One Mile Tavern
The Rich History
In 1790, Bishop John Carroll invited the Society of St. Sulpice to come to the city of Baltimore and found the nation’s first Roman Catholic Seminary. The invitation was accepted, and in 1791 Sulpician Father François Charles Nagot, P.S.S., led the first band of Sulpicians from France to America, founding St. Mary’s Seminary. Fr. Nagot served as superior of the site until 1810. Fr. Nagot is buried in the Historic Seminary Chapel. The site served as home to the seminary from 1791 until 1969 when the seminary program was moved to its present location at St. Mary’s Seminary & University, 5400 Roland Avenue, Baltimore. The Sulpician Fathers gifted the majority of the seminary campus on Paca Street to the City of Baltimore for a public park. St. Mary’s Park is now enjoyed as the centerpiece of the Seton Hill neighborhood.
St. Mary’s Seminary and College
More Than 230 Years of History
With over 200 years of history, the site served as the spiritual home for many of the early leaders of the Catholic Church in the United States. Among those who were part of the seminary community are:
Archbishop Ambrose Marechal, P.S.S., the third Archbishop of Baltimore; Fr. Gabriel Richard, P.S.S., the “second founder of the city of Detroit,” a founder of the University of Michigan, and first Catholic priest to serve as a member of the U.S. Congress; Fr. Michael J. McGivney, a priest of the Diocese of Hartford, Connecticut, and founder of the Knights of Columbus; and Fr. Demetrius Gallitzin, a Russian prince who completed his seminary education on this site and is now known as the “Apostle to the Alleghenies.”
The Sulpician Fathers extended hospitality to the larger Catholic community of Baltimore as well. This is especially true for the three congregations of women religious whose founders established the site as their spiritual home as well. The best known of the three women is Elizabeth Bayley Seton, a wife, mother, widow, educator, convert, and the first U.S.-born saint. At the invitation of Bishop Carroll and with the urging of Sulpician Father Louis DuBourg, she moved to Baltimore and established a boarding school for girls and took her first vows in the seminary chapel. Later, Mother Seton was able to move her young community to Emmitsburg, Maryland, because of a substantial gift from Samuel Cooper, a theology student at St. Mary’s Seminary on Paca Street.
The lower chapel or “Chapelle Basse” was the birthplace for the first African-American Catholic faith community in 1796. With the encouragement of Sulpician Father James Hector Joubert, Mother Mary Elizabeth Lange, an immigrant from Cuba, founded the Oblate Sisters of Providence.

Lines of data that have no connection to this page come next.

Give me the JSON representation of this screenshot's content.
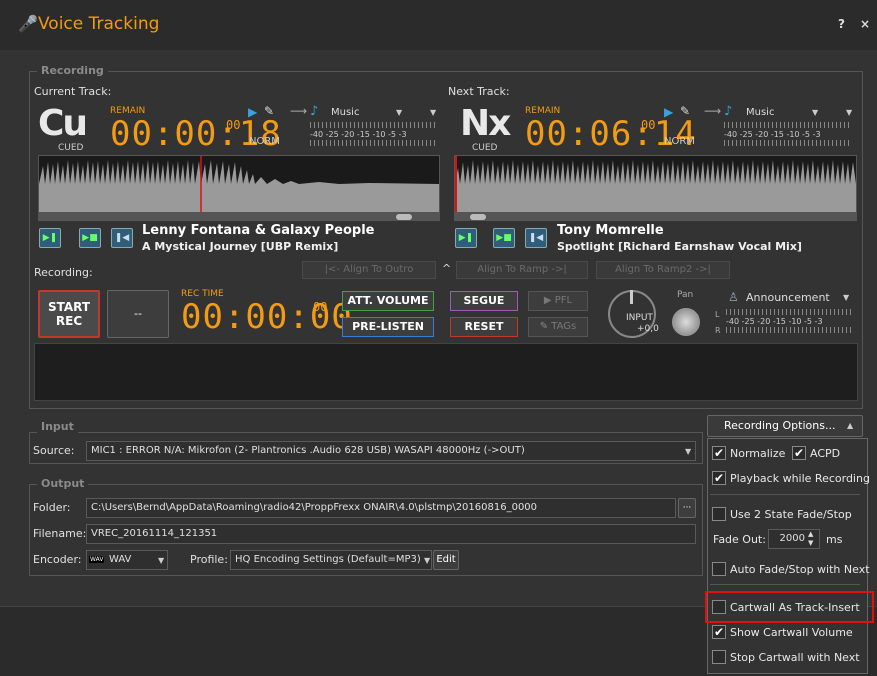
{
  "window": {
    "title": "Voice Tracking",
    "help": "?",
    "close": "×"
  },
  "recording_group": {
    "title": "Recording"
  },
  "current": {
    "label": "Current Track:",
    "big": "Cu",
    "cued": "CUED",
    "remain_label": "REMAIN",
    "remain": "00:00:18",
    "remain_frac": "00",
    "norm": "NORM",
    "source": "Music",
    "artist": "Lenny Fontana & Galaxy People",
    "song": "A Mystical Journey [UBP Remix]"
  },
  "next": {
    "label": "Next Track:",
    "big": "Nx",
    "cued": "CUED",
    "remain_label": "REMAIN",
    "remain": "00:06:14",
    "remain_frac": "00",
    "norm": "NORM",
    "source": "Music",
    "artist": "Tony Momrelle",
    "song": "Spotlight [Richard Earnshaw Vocal Mix]"
  },
  "meter_scale": "-40 -25 -20 -15 -10 -5 -3",
  "align": {
    "outro": "|<- Align To Outro",
    "ramp": "Align To Ramp ->|",
    "ramp2": "Align To Ramp2 ->|",
    "caret": "^"
  },
  "rec": {
    "label": "Recording:",
    "start_line1": "START",
    "start_line2": "REC",
    "dash": "--",
    "rec_time_label": "REC TIME",
    "rec_time": "00:00:00",
    "rec_frac": "00",
    "att_volume": "ATT. VOLUME",
    "pre_listen": "PRE-LISTEN",
    "segue": "SEGUE",
    "reset": "RESET",
    "pfl": "PFL",
    "tags": "TAGs",
    "input_label": "INPUT",
    "input_value": "+0,0",
    "pan_label": "Pan",
    "announcement": "Announcement",
    "l": "L",
    "r": "R"
  },
  "input_group": {
    "title": "Input",
    "source_label": "Source:",
    "source_value": "MIC1 : ERROR N/A: Mikrofon (2- Plantronics .Audio 628 USB) WASAPI 48000Hz (->OUT)"
  },
  "output_group": {
    "title": "Output",
    "folder_label": "Folder:",
    "folder_value": "C:\\Users\\Bernd\\AppData\\Roaming\\radio42\\ProppFrexx ONAIR\\4.0\\plstmp\\20160816_0000",
    "browse": "···",
    "filename_label": "Filename:",
    "filename_value": "VREC_20161114_121351",
    "encoder_label": "Encoder:",
    "encoder_value": "WAV",
    "encoder_icon": "WAV",
    "profile_label": "Profile:",
    "profile_value": "HQ Encoding Settings (Default=MP3)",
    "edit": "Edit"
  },
  "options": {
    "button": "Recording Options...",
    "normalize": "Normalize",
    "acpd": "ACPD",
    "playback": "Playback while Recording",
    "two_state": "Use 2 State Fade/Stop",
    "fade_out_label": "Fade Out:",
    "fade_out_value": "2000",
    "fade_out_unit": "ms",
    "auto_fade": "Auto Fade/Stop with Next",
    "cartwall_insert": "Cartwall As Track-Insert",
    "show_cartwall": "Show Cartwall Volume",
    "stop_cartwall": "Stop Cartwall with Next",
    "check": "✔"
  },
  "colors": {
    "accent": "#f39c12",
    "highlight": "#e01010"
  }
}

One of the initial band of sisters in Mother Lange’s young community, Sister Theresa Maxis Duchemin, left the community of Oblates and went on to found the Sisters, Servants of the Immaculate Heart of Mary in Michigan and in Pennsylvania.
Currently on the site we have two buildings that are listed as National Historic Landmarks: the Historical Seminary Chapel and the Mother Seton House. The chapel was designed by the renowned French-born architect Maximilian Godefroy. The architect was a friend of Benjamin Henry Latrobe, a man often referred to as “America’s first architect” for his design of several iconic buildings in the nation’s capital. It is likewise believed that the Mother Seton House was designed by Godefroy, who served on the faculty of St. Mary’s College. The Mother Seton House served as home, boarding school, and seedbed for the dreams and inspiration of St. Elizabeth Ann Seton, prior to her establishing her young community in St. Joseph’s Valley, now known as Emmitsburg.
The Promising Future:
A seedbed for spiritual growth and renewal
The Spiritual Center
The site at 600 North Paca continues to serve the spiritual needs of many through the work of St. Mary’s Spiritual Center. The Spiritual Center is housed in a three-story, Federal-style building which once served as the convent for the Sisters of Divine Providence, who worked at the seminary. Now it houses the office for the site, as well as serves as the residence for the Sulpician Father working as director of the site.
As in 1791 the site continues its rich tradition of ongoing spiritual and intellectual growth and development. The staff at the St. Mary’s Spiritual Center offers individual spiritual direction as well as numerous workshops for parishes, diocesan groups, and others. The center continues to offer Sulpician hospitality by hosting groups from other religious traditions who wish to make use of the spiritual center, its resources, and the beautiful grounds.